Once ILINX Release configuration is saved and the workflow map is published, there will be a new entry in the ILINX Capture database Capture WorkflowAppSettings table. The CaptureWorkflowAppSettings.SettingsXML column is where the Release configuration is stored. Now it’s time to update the SettingsXML column with the XML from the ILINX Release 5x job settings file. The Release job should be on the ILINX Release 5.x server at c:ProgramDataImageSourceILINXReleaseSettingsJobs. The only caveat here is to be sure to place single quotes around the XML content. Here is what the SQL update statement would look like:
update [ILINX CAPTURE DATABASE].[dbo]. [CaptureWorkflowAppSettings]
set SettingsXml = ‘COPY AND PASTE ALL TEXT FROM 5.4 OR PRIOR RELEASE JOB SETTINGS FILE HERE’
where settingsID = ‘APPROIATE ID HERE’
Following this procedure can save some time if upgrading an ILINX Capture 5x system that has a lot of batch profiles. A lot of the time spent on the upgrade could be in the ILINX Release configuration. If I was upgrading a system with only a few batch profiles, I would probably just reconfigure them. If I was upgrading a system with a lot of batch profiles, I would go through the above steps to save some time.
Sr. Systems Engineer
There’s nothing quite like logging in to a customer’s system first thing Monday morning only to be greeted with this:
I discovered this when I wasn’t able to log into the customer’s ILINX Capture implementation. The logged error (failure to locate the SQL Server) led me to take a look at the SQL Server’s configuration to confirm that its service was not running on either node of the cluster, and the error I got when trying to start that (a clustered resource could not be activated) led me to check on the clustered resources themselves.
I have been doing document conversion for roughly 15 years and there are numerous applications you can choose from that are a complete waste of time. I have unfortunately had the opportunity to work with some very cumbersome and complicated applications over the years. One of the applications we were using had modules you would have to open separately for every step in the conversion process. After scanning you would have to open the import module then you would have to open another module for document classification then another module for indexing then another module for Quality Control and another module for releasing the final product. I was introduced to a new application called ILINX Capture that changed my entire workflow. I fell in love with it. Now, I no longer have to open a bunch of separate modules to complete the conversion process. The conversion process takes place all in the same window document classification, QC, indexing, etc. ILINX Capture is so easy to use and a complete time saver. I recommend checking it out if you find yourself wasting time going through unnecessary steps when capturing and indexing your content.
Conversion Services Manager
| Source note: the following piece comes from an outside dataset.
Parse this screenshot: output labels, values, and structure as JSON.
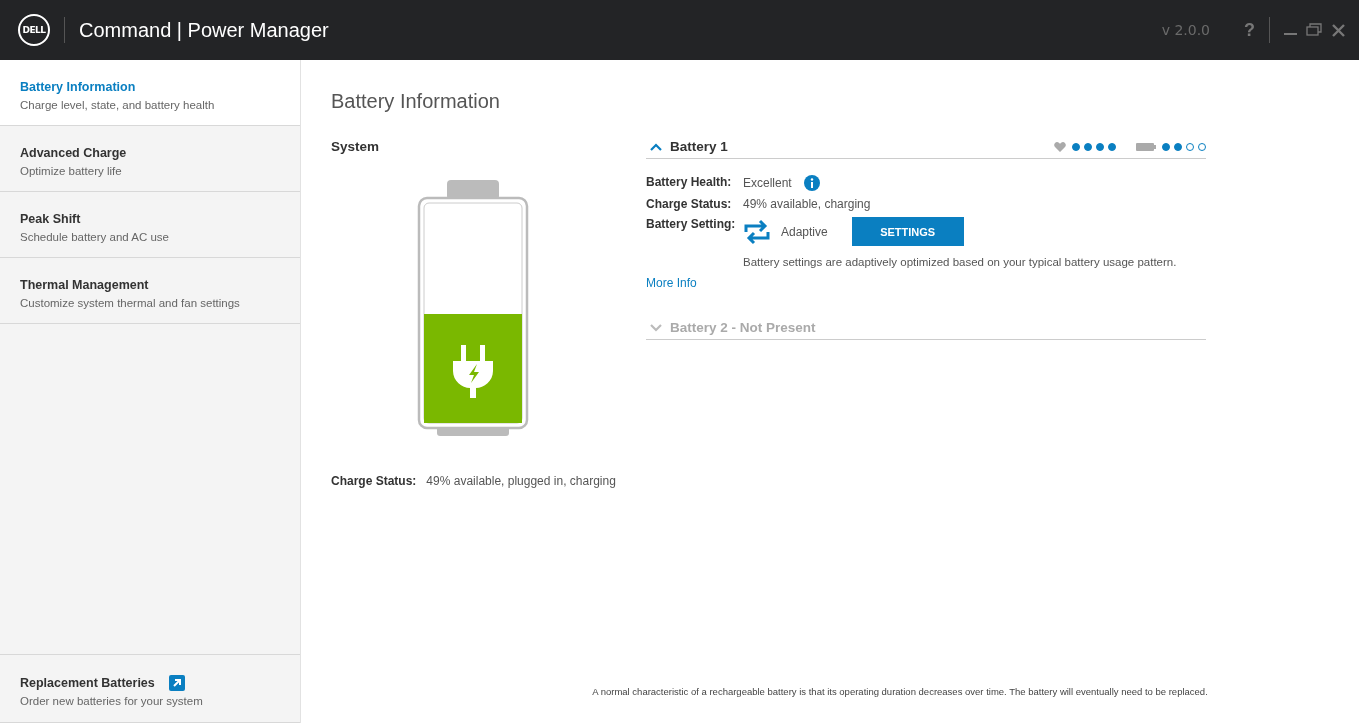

ImageSource recently announced the release of ILINX 6.0. The new version of ILINX Capture includes a workflow IXM (ILINX Extension Module) that allows a C# programmer to add their own code to the workflow. As a Sr. Systems Engineer for ImageSource, I would like to give you a quick overview of how to setup and add the code so that you can perform this action yourself.
Once ILINX Capture 6.0 is installed, you should find a subfolder under the install folder (c:Program FilesImageSourceILINX Capture) named “Sample Code”. This subfolder contains a zip file that you can use to unzip the contents to a folder on your hard drive. You can then use the provided Visual Studio shell (Visual Studio Express 2013 for Windows Desktop is free) to open and code/de-bug/build the Server Side Extension. The files listed in the zip file are:
As you can see, there is a solution file that you can open in Visual Studio Express 2013 for Windows Desktop that will allow you to access the layout for each section listed. When you open this file you will get Continue reading